It makes sense not to travel in the first place, but some journeys might be essential. If you must venture on to the roads, proceed with extreme caution and heed these driving Tips in Snowy conditions:
1. Decrease your speed and leave yourself plenty of room to stop. You should allow at least three times more space than usual between you and the car in front of you. Driving too fast is the No. 1 winter driving error. Slippery roads make every mistake happen faster and more dramatically. And don’t think antilock brakes, stability systems or other vehicle control mechanisms will help you if you’re sliding.
2. Brake gently to avoid skidding. If your wheels start to lock up, ease off the brake.
3. Turn on your lights to increase your visibility to other motorists.
4. Keep your lights and windshield clean.
5. When pulling away from a stand-still; try and do so a higher gear such as in second as opposed to first. This will limit the degree of wheel spin you could encounter. Likewise, whilst travelling, drive in as high a gear as possible to also limit wheel spin.
6. Be especially careful on bridges, overpasses and infrequently travelled roads, which will freeze first. Even at temperatures above freezing, if the conditions are wet, you might encounter ice in shady areas or on exposed roadways like bridges.
7. If you get stuck in snow, do not spin your wheels, this will only dig you in deeper. Turn your wheels from side to side a few times to push snow out of the way.
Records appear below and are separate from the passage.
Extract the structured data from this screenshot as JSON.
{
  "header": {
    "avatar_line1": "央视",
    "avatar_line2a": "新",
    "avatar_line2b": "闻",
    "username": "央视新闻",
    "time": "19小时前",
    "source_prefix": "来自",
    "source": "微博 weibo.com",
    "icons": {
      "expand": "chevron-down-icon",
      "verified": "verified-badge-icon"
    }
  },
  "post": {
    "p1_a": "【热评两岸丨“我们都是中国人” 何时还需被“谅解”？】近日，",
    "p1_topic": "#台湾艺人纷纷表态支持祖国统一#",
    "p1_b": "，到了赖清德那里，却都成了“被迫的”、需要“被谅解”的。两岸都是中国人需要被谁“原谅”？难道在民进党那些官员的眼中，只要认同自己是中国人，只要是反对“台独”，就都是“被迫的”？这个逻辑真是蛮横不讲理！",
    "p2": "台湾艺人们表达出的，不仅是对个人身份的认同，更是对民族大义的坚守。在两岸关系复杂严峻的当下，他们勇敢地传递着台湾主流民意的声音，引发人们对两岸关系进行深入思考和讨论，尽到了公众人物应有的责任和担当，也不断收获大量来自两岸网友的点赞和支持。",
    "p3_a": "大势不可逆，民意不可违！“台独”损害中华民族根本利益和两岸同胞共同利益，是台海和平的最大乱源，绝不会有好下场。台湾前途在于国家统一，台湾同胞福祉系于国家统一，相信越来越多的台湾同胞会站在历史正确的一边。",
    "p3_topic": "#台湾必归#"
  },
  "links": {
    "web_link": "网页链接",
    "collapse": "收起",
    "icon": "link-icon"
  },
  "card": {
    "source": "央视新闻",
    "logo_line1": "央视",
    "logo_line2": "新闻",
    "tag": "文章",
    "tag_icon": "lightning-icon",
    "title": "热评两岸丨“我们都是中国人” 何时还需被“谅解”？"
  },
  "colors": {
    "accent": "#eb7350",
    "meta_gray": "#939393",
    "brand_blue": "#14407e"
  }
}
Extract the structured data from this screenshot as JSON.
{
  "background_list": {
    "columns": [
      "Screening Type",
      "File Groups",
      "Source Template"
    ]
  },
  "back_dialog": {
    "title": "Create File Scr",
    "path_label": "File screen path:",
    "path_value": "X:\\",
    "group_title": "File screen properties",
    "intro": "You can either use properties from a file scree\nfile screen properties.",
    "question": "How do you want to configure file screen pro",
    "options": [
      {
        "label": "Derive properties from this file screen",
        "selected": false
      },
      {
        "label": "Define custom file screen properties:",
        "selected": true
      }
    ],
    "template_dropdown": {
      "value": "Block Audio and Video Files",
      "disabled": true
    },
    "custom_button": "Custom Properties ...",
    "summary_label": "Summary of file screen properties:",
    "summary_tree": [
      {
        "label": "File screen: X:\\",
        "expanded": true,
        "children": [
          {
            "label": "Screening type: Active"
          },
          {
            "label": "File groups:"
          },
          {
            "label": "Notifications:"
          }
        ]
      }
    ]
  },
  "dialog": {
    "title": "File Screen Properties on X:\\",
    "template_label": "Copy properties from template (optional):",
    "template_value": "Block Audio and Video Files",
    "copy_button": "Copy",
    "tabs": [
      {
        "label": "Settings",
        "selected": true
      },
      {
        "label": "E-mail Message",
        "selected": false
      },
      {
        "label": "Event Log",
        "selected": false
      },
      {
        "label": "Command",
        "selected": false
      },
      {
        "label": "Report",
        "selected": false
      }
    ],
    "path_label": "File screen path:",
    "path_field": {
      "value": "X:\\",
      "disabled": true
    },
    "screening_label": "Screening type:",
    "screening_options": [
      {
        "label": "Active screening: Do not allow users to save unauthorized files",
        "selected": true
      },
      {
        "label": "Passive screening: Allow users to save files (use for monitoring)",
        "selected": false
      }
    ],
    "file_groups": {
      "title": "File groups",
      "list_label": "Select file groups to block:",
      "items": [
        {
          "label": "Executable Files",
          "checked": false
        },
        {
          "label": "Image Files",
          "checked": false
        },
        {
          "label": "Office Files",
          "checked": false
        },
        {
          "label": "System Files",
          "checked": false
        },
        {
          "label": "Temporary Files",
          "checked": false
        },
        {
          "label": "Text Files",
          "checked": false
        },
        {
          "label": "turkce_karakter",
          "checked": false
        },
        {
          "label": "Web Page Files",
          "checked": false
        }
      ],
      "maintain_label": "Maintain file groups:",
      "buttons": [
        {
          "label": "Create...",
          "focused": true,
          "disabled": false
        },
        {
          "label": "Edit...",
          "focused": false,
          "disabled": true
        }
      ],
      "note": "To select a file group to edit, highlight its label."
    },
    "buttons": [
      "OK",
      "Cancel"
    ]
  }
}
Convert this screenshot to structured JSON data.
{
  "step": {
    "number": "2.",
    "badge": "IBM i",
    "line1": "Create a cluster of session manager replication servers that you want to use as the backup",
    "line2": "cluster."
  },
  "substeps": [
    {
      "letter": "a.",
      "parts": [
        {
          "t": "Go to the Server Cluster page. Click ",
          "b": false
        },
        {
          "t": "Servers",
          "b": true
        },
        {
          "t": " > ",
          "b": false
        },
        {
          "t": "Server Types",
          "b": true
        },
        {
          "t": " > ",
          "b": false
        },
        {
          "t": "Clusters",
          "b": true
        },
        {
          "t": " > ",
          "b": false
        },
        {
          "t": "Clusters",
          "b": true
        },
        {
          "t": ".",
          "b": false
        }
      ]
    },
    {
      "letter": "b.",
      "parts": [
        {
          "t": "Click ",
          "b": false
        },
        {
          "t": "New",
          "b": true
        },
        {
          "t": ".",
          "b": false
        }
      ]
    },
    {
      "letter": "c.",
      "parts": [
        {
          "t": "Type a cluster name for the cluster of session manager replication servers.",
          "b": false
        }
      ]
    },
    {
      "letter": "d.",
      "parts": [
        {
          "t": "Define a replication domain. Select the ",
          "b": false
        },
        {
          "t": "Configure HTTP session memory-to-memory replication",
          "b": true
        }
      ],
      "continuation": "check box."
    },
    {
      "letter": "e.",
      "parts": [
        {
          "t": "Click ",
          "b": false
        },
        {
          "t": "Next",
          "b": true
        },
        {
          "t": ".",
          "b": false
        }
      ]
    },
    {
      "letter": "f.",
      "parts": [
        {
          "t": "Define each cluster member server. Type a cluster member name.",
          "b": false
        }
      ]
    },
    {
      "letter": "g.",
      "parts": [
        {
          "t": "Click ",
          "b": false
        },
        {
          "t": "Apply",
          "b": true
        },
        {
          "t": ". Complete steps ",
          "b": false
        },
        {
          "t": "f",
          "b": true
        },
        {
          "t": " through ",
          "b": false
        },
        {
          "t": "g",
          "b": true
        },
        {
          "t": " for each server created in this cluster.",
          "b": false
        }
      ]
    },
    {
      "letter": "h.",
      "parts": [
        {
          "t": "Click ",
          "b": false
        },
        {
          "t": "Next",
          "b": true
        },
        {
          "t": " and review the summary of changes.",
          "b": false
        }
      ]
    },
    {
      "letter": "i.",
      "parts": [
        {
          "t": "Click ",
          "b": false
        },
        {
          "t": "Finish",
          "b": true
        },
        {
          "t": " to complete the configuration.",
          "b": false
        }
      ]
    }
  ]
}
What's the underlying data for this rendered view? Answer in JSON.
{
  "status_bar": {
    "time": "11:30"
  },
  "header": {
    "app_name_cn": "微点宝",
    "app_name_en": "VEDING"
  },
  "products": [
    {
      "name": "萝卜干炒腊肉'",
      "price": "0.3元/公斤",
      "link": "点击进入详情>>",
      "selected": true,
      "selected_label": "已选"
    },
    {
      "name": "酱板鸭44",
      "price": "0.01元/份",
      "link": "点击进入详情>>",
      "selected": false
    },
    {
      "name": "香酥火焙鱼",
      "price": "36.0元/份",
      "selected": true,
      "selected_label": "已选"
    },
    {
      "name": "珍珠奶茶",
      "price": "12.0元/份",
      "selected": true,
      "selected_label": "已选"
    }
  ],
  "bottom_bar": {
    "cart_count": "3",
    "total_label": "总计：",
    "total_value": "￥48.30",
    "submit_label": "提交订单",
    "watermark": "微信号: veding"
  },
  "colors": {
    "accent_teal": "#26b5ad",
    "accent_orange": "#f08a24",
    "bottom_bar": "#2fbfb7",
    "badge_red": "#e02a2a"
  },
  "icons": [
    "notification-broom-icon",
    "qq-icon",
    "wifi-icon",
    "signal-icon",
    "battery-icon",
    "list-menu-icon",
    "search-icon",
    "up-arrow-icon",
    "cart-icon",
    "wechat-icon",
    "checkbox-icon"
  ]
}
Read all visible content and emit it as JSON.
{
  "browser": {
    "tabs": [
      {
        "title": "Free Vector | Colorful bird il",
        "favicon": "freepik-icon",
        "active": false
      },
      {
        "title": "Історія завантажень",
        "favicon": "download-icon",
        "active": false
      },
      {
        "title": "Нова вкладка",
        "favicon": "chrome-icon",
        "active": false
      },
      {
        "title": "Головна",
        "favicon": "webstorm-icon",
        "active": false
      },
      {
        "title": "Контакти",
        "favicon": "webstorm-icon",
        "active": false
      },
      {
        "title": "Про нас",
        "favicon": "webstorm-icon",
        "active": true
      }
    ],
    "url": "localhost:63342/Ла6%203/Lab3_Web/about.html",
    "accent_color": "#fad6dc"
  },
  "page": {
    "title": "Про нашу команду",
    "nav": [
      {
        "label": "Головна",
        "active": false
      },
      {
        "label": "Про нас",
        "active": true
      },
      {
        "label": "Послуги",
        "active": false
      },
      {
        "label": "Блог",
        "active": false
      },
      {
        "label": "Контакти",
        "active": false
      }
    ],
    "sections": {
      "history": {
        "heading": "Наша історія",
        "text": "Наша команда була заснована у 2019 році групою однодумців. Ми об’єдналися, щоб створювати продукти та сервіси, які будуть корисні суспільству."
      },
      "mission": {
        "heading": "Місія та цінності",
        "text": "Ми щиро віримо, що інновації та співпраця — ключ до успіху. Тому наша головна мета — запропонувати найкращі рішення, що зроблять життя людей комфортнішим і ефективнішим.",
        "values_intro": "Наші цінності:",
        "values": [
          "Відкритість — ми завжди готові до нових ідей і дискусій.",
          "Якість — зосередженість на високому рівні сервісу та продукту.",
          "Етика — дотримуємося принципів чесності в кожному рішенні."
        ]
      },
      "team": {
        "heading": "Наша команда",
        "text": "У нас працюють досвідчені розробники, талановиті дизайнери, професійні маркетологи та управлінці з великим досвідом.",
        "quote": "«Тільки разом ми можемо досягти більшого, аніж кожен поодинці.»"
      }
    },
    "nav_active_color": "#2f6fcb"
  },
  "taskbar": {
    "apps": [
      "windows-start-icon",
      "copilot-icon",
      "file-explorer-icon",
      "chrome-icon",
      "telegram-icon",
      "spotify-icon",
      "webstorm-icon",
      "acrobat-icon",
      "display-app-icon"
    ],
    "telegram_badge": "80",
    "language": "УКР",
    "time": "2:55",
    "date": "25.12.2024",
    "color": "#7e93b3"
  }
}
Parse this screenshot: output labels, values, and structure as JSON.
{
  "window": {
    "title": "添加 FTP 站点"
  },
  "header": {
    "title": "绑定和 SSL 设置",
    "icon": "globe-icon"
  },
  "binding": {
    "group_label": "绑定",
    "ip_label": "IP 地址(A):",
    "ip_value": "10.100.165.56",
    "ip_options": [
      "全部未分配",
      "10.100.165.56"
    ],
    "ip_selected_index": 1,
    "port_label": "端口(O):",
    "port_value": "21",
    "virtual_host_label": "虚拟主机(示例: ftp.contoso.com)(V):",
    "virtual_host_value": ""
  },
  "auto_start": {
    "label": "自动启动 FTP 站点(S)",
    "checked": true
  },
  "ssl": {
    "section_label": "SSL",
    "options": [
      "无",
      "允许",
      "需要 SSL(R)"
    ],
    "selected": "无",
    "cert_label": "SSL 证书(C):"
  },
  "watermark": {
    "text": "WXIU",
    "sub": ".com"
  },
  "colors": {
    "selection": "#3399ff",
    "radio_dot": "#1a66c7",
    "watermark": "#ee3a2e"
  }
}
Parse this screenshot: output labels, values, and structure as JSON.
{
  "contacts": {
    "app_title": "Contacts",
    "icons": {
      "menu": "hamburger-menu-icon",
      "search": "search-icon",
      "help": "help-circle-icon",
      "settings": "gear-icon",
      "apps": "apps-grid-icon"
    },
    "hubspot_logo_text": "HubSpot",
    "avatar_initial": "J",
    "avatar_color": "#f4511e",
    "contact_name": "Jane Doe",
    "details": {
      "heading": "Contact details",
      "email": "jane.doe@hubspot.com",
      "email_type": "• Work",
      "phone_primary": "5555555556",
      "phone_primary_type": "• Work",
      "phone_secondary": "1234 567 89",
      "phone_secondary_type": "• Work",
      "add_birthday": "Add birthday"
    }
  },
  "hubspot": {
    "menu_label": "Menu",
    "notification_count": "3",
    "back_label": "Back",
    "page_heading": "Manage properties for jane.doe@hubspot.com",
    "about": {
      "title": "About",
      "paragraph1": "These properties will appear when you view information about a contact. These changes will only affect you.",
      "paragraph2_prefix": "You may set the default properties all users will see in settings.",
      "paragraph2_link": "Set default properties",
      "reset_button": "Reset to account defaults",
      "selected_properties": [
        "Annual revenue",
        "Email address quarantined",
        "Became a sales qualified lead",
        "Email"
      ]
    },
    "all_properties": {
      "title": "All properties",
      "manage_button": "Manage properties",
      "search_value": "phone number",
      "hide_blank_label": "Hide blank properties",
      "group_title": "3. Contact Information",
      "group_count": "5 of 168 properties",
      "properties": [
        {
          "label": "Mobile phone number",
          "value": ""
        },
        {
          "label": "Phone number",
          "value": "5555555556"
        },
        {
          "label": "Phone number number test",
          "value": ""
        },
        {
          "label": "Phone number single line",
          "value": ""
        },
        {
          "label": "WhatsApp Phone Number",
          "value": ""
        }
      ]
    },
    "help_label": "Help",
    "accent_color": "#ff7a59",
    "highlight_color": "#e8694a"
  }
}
Use a light touch on the accelerator pedal, to ease your car out.
8. Look ahead and anticipates problems so you are ready for corners and other obstacles before you arrive at them.
9. Learn how to control a skid. You have to go against your natural tendencies. Turn into the skid. Don’t use the brakes. Ease off the accelerator and steer slightly into the direction of the skid until you gain control. Turn with steady motions.
10. If you drive an automatic car select ‘2’ to make driving much safer by limiting the gear changes and making you less reliant on the brakes. Many modern automatics have a ‘Winter’ mode which locks out first gear to reduce the risk of wheel spin.
Take heed. Warning! POLICE say drivers who fail to clear enough snow from their car roofs could face prosecution. Police are stopping cars with snow on the roof and imposing a £60 fine and three penalty points. Clear the snow off the roof of your car.
When driving in snow, gentle manoeuvres are the key to safe driving. Use all of the car’s controls – accelerator, brakes, clutch and steering – as gently (and progressively) as possible. Just be careful out there.